━━━ Source information ━━━

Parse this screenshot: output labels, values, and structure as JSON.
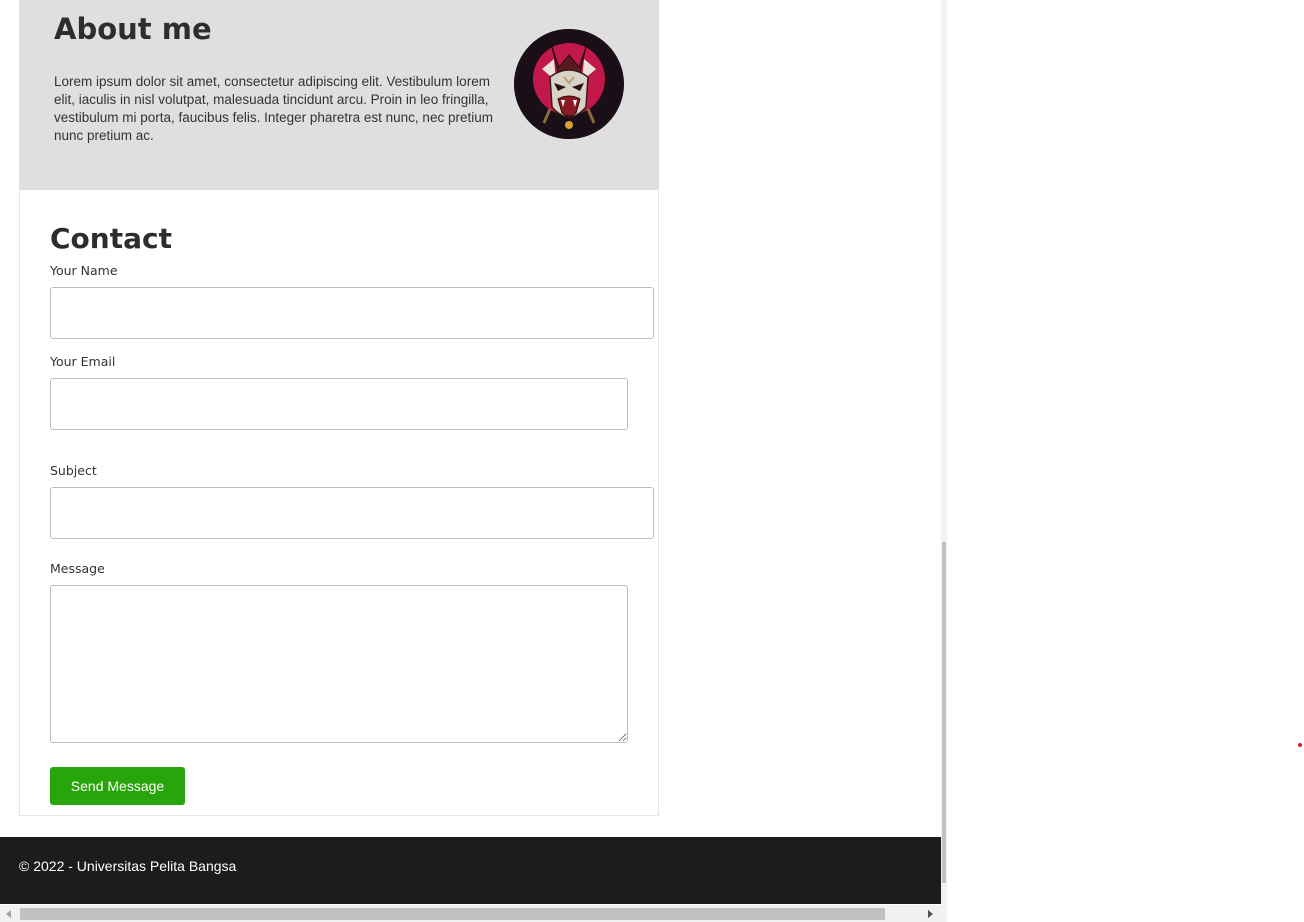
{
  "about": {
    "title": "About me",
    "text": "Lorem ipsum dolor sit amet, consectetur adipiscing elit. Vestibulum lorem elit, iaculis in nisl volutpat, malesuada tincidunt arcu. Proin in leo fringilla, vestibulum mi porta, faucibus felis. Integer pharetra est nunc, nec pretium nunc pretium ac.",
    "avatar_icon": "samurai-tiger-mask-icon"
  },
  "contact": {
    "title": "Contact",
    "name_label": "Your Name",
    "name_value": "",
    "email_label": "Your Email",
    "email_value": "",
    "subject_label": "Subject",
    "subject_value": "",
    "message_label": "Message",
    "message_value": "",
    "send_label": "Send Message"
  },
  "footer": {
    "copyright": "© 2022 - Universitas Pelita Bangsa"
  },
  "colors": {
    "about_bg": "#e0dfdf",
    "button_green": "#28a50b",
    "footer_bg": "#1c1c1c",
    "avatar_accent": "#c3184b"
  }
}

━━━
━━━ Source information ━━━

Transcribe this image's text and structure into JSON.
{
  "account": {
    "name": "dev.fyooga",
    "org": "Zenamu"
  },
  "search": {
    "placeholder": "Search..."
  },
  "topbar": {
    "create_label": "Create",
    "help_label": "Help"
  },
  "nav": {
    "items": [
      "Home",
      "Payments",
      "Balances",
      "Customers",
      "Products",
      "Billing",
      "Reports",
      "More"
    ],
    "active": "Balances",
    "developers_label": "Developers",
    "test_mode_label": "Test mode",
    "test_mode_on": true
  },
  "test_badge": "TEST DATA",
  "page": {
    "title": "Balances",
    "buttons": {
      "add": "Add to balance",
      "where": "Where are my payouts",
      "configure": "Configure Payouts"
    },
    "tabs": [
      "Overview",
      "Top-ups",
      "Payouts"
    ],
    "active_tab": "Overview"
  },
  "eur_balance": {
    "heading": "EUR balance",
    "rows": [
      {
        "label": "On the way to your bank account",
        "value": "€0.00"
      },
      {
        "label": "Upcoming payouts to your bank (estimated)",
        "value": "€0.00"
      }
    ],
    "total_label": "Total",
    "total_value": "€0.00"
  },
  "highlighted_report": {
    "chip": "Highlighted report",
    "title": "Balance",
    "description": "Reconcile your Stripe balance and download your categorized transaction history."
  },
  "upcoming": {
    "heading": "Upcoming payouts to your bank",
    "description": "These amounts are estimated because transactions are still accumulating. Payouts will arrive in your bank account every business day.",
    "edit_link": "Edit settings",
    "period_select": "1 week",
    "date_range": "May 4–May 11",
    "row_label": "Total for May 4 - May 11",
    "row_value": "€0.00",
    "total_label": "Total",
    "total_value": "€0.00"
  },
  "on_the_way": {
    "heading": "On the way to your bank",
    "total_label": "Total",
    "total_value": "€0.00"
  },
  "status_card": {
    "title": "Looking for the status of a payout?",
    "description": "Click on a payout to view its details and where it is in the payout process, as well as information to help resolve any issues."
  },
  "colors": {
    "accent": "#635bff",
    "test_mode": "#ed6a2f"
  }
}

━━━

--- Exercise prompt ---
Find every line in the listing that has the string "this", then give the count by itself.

--- Your solution ---
2